▶ LISTED ENTRIES

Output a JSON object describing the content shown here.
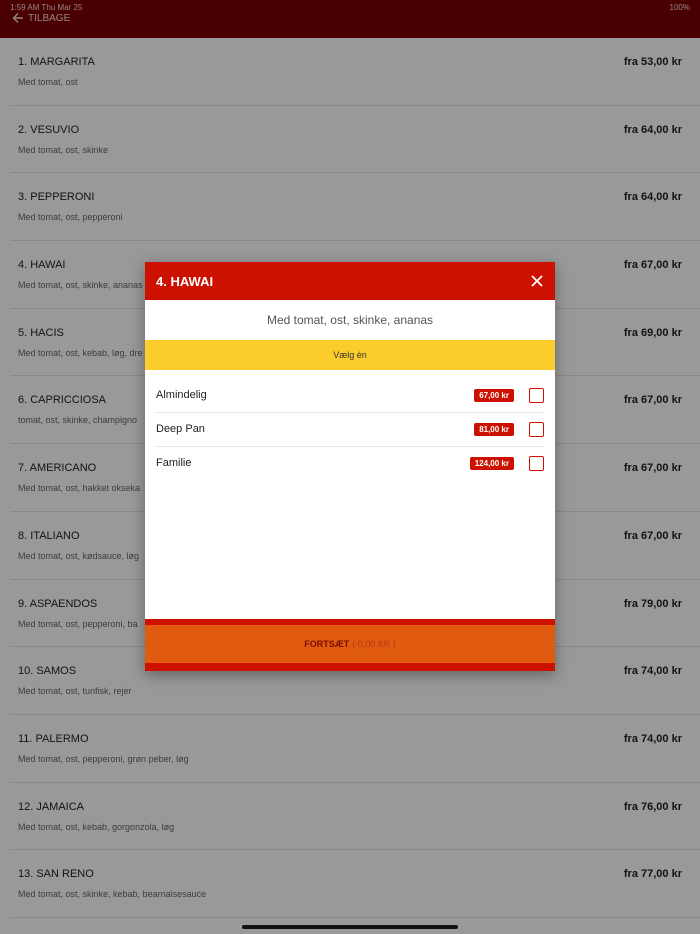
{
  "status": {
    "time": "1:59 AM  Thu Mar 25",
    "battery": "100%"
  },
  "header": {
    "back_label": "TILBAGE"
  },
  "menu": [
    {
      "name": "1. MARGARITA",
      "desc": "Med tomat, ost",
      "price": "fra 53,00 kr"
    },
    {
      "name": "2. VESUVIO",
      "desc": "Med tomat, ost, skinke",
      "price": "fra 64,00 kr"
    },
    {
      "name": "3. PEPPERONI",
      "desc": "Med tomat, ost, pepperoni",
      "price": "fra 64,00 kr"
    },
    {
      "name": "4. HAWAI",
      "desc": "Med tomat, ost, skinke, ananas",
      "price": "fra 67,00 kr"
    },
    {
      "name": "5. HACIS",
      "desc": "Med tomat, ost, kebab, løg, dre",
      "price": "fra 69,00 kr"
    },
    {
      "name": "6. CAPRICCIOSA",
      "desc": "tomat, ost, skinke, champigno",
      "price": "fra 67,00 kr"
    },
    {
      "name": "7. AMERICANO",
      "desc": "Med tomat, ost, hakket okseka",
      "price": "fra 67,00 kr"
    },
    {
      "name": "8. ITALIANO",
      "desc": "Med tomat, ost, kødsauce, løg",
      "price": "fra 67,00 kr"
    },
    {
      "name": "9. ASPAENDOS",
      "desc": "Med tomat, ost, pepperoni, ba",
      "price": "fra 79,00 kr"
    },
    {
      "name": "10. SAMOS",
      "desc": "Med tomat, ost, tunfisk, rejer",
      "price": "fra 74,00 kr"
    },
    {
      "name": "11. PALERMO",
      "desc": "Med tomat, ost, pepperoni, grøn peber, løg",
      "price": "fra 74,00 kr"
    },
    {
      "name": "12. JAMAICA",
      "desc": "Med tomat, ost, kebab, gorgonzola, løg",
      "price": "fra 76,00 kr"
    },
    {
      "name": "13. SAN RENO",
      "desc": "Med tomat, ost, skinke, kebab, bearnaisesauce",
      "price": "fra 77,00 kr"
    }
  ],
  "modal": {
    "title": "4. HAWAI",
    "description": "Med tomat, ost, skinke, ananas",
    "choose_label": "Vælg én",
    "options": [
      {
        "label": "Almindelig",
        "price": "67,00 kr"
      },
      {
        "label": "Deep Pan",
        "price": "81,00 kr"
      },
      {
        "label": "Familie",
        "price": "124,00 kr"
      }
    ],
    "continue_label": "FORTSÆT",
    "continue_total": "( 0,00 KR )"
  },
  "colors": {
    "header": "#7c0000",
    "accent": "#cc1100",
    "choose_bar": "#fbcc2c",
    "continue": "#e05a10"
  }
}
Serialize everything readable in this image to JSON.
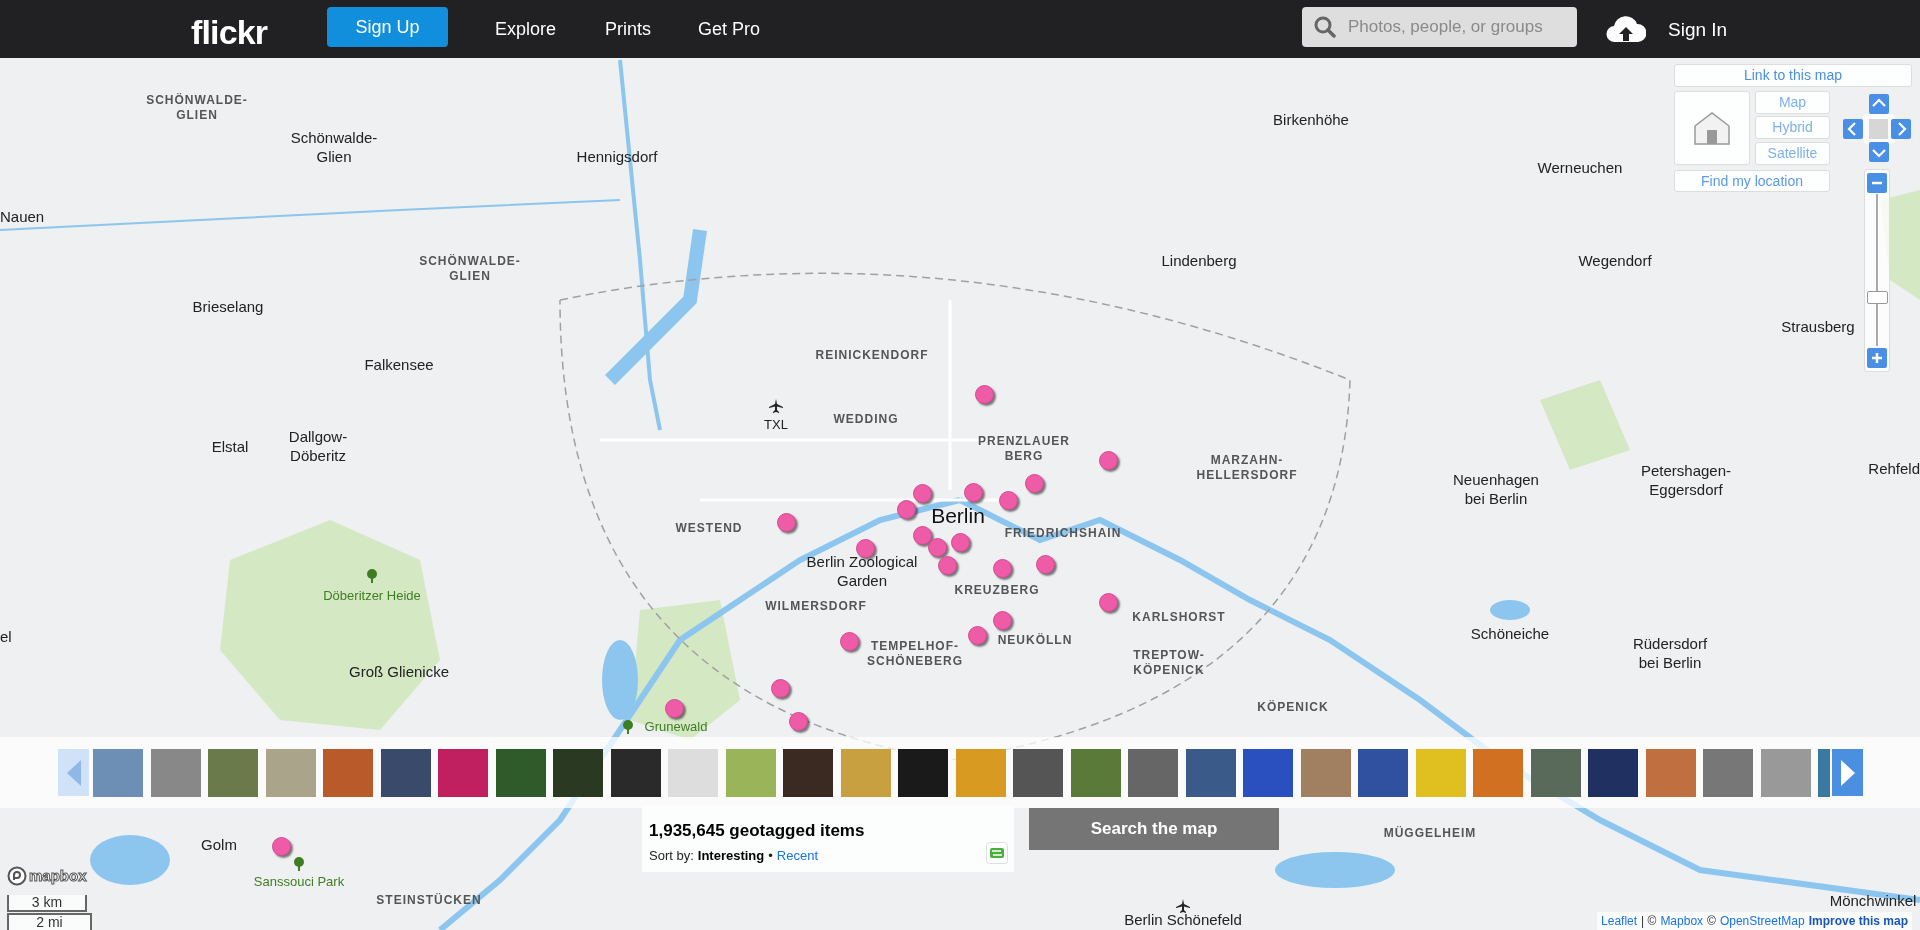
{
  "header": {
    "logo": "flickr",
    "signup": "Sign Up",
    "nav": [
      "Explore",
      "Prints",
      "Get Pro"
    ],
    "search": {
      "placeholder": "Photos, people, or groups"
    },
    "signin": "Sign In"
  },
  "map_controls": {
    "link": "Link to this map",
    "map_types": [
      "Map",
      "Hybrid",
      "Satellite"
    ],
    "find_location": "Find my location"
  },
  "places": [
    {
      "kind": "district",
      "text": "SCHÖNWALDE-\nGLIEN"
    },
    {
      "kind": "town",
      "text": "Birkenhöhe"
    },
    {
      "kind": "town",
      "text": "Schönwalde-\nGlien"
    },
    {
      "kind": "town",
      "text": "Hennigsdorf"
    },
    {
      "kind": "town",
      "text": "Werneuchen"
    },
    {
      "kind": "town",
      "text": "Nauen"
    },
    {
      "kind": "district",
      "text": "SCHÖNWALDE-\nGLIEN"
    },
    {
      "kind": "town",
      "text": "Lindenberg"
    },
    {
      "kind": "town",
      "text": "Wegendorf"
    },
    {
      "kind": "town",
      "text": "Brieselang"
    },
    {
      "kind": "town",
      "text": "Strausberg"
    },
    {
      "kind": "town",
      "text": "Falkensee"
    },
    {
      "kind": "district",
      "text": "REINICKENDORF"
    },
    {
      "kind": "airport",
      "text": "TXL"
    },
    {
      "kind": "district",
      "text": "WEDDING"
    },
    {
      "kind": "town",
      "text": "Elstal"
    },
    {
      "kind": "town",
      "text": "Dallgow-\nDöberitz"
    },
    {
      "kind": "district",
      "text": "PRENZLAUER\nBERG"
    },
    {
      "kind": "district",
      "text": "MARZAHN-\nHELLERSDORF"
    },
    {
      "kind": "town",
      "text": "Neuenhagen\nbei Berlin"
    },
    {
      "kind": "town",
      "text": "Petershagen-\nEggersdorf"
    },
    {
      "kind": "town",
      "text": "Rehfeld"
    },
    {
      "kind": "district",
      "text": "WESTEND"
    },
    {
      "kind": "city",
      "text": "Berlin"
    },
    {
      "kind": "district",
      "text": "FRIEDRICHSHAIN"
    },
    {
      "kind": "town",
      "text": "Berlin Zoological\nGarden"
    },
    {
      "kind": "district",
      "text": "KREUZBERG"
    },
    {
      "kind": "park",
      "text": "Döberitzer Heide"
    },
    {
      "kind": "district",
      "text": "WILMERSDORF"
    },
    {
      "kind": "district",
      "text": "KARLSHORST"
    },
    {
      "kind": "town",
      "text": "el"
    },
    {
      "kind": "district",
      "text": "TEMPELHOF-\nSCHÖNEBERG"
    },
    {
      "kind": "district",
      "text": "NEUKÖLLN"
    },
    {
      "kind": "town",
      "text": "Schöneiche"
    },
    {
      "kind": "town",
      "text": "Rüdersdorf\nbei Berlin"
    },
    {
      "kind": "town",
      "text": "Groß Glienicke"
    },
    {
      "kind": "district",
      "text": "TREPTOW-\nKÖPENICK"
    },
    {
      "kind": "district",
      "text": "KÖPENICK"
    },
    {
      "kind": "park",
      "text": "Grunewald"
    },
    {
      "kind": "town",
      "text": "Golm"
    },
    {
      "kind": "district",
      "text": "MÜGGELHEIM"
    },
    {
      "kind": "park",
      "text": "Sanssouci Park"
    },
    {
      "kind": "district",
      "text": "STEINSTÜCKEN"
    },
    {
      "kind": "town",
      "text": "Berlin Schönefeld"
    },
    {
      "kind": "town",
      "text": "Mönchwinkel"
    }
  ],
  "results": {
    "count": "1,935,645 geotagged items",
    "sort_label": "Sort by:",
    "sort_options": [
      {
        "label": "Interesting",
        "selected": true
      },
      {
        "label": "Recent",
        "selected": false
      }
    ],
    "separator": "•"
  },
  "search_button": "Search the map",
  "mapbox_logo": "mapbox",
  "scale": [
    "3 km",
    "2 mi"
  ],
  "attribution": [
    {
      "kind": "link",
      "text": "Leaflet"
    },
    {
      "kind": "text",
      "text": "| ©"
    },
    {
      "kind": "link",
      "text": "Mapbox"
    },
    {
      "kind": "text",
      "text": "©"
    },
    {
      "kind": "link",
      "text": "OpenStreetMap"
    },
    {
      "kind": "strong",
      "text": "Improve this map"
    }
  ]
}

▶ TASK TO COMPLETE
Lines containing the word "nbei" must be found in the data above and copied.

▶ RESPONSE TO THE TASK
      "text": "Neuenhagen\nbei Berlin"
      "text": "Rüdersdorf\nbei Berlin"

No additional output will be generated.